**WHAT TO DO:** Would you repeat every line below exactly, please?

Dataset records
-- Opening Marker --

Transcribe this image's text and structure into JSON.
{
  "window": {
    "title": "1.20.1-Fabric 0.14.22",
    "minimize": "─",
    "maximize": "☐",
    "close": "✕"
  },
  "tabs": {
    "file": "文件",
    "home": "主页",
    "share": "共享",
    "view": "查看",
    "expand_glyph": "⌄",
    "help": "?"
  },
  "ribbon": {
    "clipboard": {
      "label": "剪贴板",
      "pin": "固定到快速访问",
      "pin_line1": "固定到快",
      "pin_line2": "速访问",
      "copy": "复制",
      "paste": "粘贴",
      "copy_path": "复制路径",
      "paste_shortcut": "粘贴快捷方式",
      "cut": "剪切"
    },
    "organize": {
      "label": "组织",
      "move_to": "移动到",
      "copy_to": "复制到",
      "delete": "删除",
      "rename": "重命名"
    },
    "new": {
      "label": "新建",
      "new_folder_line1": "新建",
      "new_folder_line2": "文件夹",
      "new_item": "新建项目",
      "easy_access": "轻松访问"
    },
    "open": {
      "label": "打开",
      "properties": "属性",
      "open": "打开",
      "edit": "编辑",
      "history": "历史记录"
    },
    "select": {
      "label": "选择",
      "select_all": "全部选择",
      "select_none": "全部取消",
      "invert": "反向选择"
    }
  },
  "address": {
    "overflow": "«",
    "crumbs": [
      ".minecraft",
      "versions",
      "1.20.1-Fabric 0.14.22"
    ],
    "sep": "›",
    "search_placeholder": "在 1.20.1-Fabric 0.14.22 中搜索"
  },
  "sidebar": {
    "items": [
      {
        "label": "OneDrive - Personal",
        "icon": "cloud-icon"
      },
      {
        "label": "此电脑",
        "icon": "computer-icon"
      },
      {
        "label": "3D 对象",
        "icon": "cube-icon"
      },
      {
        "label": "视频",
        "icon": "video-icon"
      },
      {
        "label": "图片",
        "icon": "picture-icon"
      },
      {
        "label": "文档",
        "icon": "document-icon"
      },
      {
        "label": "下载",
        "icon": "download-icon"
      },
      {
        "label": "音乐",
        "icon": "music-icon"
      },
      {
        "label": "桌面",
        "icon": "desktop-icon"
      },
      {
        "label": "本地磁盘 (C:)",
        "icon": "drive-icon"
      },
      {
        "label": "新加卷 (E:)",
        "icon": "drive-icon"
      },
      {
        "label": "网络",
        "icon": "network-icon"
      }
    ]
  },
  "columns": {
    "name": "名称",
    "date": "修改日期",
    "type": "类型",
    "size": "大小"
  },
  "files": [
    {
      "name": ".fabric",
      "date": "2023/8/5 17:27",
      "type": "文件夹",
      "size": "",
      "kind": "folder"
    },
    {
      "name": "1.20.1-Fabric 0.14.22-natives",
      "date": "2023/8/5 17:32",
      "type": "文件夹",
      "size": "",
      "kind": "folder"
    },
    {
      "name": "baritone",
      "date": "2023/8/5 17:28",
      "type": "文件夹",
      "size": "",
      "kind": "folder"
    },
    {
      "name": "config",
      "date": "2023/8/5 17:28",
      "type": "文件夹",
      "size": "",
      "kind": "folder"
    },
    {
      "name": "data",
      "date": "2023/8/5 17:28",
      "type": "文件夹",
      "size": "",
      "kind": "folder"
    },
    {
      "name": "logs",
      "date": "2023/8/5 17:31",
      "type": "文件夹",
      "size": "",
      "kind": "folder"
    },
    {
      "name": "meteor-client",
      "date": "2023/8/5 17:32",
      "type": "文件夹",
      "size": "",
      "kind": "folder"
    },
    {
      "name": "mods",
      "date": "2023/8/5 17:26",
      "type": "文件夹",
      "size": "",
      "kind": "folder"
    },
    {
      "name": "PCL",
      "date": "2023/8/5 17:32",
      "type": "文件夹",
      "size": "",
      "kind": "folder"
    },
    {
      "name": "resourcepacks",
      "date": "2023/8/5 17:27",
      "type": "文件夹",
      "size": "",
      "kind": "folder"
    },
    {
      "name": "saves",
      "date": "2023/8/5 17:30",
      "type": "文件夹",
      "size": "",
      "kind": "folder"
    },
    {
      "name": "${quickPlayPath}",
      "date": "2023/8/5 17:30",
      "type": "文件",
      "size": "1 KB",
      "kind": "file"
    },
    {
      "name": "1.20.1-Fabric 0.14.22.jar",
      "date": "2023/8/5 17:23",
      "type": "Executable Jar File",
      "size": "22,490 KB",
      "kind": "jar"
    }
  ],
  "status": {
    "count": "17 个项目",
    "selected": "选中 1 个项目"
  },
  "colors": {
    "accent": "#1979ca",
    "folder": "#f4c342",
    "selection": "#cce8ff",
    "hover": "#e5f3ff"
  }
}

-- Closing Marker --

**WRITTEN RESPONSE:**
Transcribe this image's text and structure into JSON.
{
  "window": {
    "title": "1.20.1-Fabric 0.14.22",
    "minimize": "─",
    "maximize": "☐",
    "close": "✕"
  },
  "tabs": {
    "file": "文件",
    "home": "主页",
    "share": "共享",
    "view": "查看",
    "expand_glyph": "⌄",
    "help": "?"
  },
  "ribbon": {
    "clipboard": {
      "label": "剪贴板",
      "pin": "固定到快速访问",
      "pin_line1": "固定到快",
      "pin_line2": "速访问",
      "copy": "复制",
      "paste": "粘贴",
      "copy_path": "复制路径",
      "paste_shortcut": "粘贴快捷方式",
      "cut": "剪切"
    },
    "organize": {
      "label": "组织",
      "move_to": "移动到",
      "copy_to": "复制到",
      "delete": "删除",
      "rename": "重命名"
    },
    "new": {
      "label": "新建",
      "new_folder_line1": "新建",
      "new_folder_line2": "文件夹",
      "new_item": "新建项目",
      "easy_access": "轻松访问"
    },
    "open": {
      "label": "打开",
      "properties": "属性",
      "open": "打开",
      "edit": "编辑",
      "history": "历史记录"
    },
    "select": {
      "label": "选择",
      "select_all": "全部选择",
      "select_none": "全部取消",
      "invert": "反向选择"
    }
  },
  "address": {
    "overflow": "«",
    "crumbs": [
      ".minecraft",
      "versions",
      "1.20.1-Fabric 0.14.22"
    ],
    "sep": "›",
    "search_placeholder": "在 1.20.1-Fabric 0.14.22 中搜索"
  },
  "sidebar": {
    "items": [
      {
        "label": "OneDrive - Personal",
        "icon": "cloud-icon"
      },
      {
        "label": "此电脑",
        "icon": "computer-icon"
      },
      {
        "label": "3D 对象",
        "icon": "cube-icon"
      },
      {
        "label": "视频",
        "icon": "video-icon"
      },
      {
        "label": "图片",
        "icon": "picture-icon"
      },
      {
        "label": "文档",
        "icon": "document-icon"
      },
      {
        "label": "下载",
        "icon": "download-icon"
      },
      {
        "label": "音乐",
        "icon": "music-icon"
      },
      {
        "label": "桌面",
        "icon": "desktop-icon"
      },
      {
        "label": "本地磁盘 (C:)",
        "icon": "drive-icon"
      },
      {
        "label": "新加卷 (E:)",
        "icon": "drive-icon"
      },
      {
        "label": "网络",
        "icon": "network-icon"
      }
    ]
  },
  "columns": {
    "name": "名称",
    "date": "修改日期",
    "type": "类型",
    "size": "大小"
  },
  "files": [
    {
      "name": ".fabric",
      "date": "2023/8/5 17:27",
      "type": "文件夹",
      "size": "",
      "kind": "folder"
    },
    {
      "name": "1.20.1-Fabric 0.14.22-natives",
      "date": "2023/8/5 17:32",
      "type": "文件夹",
      "size": "",
      "kind": "folder"
    },
    {
      "name": "baritone",
      "date": "2023/8/5 17:28",
      "type": "文件夹",
      "size": "",
      "kind": "folder"
    },
    {
      "name": "config",
      "date": "2023/8/5 17:28",
      "type": "文件夹",
      "size": "",
      "kind": "folder"
    },
    {
      "name": "data",
      "date": "2023/8/5 17:28",
      "type": "文件夹",
      "size": "",
      "kind": "folder"
    },
    {
      "name": "logs",
      "date": "2023/8/5 17:31",
      "type": "文件夹",
      "size": "",
      "kind": "folder"
    },
    {
      "name": "meteor-client",
      "date": "2023/8/5 17:32",
      "type": "文件夹",
      "size": "",
      "kind": "folder"
    },
    {
      "name": "mods",
      "date": "2023/8/5 17:26",
      "type": "文件夹",
      "size": "",
      "kind": "folder"
    },
    {
      "name": "PCL",
      "date": "2023/8/5 17:32",
      "type": "文件夹",
      "size": "",
      "kind": "folder"
    },
    {
      "name": "resourcepacks",
      "date": "2023/8/5 17:27",
      "type": "文件夹",
      "size": "",
      "kind": "folder"
    },
    {
      "name": "saves",
      "date": "2023/8/5 17:30",
      "type": "文件夹",
      "size": "",
      "kind": "folder"
    },
    {
      "name": "${quickPlayPath}",
      "date": "2023/8/5 17:30",
      "type": "文件",
      "size": "1 KB",
      "kind": "file"
    },
    {
      "name": "1.20.1-Fabric 0.14.22.jar",
      "date": "2023/8/5 17:23",
      "type": "Executable Jar File",
      "size": "22,490 KB",
      "kind": "jar"
    }
  ],
  "status": {
    "count": "17 个项目",
    "selected": "选中 1 个项目"
  },
  "colors": {
    "accent": "#1979ca",
    "folder": "#f4c342",
    "selection": "#cce8ff",
    "hover": "#e5f3ff"
  }
}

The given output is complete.